These themes are highly repetitive and symbolic. Many of the Warli paintings that represent Palghat, the marriage god, often include a horse used by the bride and groom. The painting is sacred and without it, the marriage cannot take place. These paintings also serve social and religious aspirations of the local people. It is believed that these paintings invoke powers of the Gods. In Warli paintings it is rare to see a straight line. A series of dots and dashes make one line. The artists have recently started to draw straight lines in their paintings.

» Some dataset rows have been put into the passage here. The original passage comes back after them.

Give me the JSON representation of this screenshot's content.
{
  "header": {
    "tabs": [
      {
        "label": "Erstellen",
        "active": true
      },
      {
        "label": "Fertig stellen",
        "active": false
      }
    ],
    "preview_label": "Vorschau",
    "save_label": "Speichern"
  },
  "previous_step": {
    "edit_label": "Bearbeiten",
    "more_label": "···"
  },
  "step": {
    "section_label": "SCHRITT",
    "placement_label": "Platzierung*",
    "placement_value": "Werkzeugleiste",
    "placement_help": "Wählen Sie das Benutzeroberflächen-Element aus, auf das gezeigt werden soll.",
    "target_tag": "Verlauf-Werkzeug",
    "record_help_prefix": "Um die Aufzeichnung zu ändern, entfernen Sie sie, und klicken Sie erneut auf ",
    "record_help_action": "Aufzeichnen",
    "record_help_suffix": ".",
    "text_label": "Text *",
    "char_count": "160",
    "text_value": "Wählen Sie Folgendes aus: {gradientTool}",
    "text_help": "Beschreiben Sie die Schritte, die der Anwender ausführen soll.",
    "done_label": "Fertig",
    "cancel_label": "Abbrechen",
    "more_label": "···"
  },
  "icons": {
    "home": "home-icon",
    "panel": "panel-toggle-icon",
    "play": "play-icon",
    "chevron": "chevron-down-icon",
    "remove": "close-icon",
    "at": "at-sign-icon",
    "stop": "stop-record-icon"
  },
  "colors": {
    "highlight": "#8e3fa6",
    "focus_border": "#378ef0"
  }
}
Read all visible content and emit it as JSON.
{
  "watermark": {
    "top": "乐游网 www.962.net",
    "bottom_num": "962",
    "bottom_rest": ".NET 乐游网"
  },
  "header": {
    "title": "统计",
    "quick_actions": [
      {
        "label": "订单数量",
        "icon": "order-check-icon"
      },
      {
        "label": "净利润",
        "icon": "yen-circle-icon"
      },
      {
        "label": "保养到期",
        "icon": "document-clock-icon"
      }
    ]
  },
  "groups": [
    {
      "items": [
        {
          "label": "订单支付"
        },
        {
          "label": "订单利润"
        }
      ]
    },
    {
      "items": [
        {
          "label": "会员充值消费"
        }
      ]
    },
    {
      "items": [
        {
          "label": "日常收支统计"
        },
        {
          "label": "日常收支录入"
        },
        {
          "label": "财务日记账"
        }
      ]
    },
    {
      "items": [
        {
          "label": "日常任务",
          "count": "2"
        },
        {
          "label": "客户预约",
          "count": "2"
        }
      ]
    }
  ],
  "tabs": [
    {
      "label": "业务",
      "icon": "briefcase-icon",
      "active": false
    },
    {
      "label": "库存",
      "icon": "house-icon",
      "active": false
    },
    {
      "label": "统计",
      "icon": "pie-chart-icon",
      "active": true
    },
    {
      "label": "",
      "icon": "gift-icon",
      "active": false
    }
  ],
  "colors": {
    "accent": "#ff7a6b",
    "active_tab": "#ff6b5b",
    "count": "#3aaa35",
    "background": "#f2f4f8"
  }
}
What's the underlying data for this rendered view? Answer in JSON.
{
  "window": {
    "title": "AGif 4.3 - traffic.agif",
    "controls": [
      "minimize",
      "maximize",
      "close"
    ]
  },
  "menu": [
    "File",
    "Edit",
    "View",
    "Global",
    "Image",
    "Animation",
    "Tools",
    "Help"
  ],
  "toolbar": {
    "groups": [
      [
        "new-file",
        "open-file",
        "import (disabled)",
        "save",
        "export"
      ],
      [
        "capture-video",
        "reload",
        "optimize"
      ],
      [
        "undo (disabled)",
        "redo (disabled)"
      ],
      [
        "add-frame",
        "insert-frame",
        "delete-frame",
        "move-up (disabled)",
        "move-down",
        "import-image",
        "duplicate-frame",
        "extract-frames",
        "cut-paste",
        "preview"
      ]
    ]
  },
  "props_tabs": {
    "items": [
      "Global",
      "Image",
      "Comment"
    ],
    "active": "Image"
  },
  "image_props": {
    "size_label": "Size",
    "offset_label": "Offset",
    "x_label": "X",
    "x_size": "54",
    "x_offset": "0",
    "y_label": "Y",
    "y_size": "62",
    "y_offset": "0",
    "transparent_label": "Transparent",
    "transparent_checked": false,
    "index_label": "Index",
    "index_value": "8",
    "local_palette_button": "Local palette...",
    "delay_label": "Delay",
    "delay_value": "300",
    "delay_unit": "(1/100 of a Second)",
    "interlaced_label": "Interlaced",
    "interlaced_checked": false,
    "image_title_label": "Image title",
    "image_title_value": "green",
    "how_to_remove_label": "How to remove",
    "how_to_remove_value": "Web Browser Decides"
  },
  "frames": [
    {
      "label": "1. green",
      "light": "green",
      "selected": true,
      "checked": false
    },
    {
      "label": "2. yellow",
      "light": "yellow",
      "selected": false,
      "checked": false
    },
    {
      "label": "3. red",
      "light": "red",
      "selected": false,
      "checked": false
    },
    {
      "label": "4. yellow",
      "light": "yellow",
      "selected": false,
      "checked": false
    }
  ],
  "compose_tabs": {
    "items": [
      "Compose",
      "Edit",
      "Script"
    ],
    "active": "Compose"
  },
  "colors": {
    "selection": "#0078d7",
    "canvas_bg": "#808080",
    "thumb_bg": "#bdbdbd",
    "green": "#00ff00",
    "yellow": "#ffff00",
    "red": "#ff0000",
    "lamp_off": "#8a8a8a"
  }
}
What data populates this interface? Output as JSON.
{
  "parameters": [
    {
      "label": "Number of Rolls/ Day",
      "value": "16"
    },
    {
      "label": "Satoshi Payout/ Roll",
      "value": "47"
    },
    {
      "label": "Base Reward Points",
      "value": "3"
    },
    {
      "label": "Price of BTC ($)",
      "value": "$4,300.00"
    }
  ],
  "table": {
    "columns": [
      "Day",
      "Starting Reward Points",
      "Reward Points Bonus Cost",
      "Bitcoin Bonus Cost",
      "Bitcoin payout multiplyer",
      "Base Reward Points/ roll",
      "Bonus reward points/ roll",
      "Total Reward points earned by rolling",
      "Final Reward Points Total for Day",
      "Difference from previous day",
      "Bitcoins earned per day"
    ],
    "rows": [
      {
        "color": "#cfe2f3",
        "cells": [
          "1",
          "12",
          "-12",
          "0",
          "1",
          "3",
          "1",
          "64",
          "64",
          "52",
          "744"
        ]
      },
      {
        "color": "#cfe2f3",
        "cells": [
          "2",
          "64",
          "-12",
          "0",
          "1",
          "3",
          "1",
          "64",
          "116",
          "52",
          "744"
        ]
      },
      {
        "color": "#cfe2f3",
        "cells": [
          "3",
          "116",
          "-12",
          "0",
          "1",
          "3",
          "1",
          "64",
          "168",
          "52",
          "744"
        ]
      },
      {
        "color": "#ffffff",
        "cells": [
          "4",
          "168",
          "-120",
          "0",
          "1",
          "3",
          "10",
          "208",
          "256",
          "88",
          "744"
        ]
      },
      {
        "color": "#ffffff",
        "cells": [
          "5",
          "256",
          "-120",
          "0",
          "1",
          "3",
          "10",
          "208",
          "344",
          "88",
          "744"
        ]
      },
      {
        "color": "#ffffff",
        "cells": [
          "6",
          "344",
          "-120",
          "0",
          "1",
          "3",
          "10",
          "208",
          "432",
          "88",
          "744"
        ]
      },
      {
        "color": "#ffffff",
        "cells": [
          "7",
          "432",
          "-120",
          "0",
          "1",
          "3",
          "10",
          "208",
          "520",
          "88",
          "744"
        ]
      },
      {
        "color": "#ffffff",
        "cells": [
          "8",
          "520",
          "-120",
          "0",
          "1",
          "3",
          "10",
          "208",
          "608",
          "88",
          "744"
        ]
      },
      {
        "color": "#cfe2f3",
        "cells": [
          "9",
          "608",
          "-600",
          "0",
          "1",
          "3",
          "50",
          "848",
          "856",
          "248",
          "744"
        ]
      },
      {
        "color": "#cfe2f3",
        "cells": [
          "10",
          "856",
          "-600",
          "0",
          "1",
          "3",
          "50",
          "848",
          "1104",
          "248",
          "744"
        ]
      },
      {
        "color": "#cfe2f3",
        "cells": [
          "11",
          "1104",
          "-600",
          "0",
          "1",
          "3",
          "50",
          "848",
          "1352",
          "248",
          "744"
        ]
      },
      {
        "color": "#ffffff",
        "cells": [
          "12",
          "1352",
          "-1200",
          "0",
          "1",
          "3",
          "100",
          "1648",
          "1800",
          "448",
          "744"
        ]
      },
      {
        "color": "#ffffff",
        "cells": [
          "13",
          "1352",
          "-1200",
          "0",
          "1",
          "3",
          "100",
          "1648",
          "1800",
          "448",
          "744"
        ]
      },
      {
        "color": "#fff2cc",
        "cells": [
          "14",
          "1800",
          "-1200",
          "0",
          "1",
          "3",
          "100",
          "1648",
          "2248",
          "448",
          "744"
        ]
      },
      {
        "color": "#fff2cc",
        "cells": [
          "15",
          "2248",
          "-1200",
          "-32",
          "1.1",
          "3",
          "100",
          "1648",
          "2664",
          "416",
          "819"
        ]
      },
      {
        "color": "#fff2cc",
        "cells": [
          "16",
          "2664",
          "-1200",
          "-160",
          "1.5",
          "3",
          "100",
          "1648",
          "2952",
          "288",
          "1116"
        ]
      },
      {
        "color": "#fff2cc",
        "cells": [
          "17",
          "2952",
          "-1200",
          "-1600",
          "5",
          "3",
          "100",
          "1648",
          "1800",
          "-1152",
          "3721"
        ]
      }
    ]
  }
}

Today, small paintings are done on cloth and paper but they look best on the walls or in the form of huge murals that bring out the vast and magical world of the Warlis.
The subject of these paintings are their day to day activities which they try to depict in art. The slideshow of the art work presented is a dance that done in circular motion.I have found a youtube video of the same. Please enjoy the art work as well as the music and dance.
ommmmmmmmm to all the warli people.
“Thank you everybody for support and encouragement”…. DSA.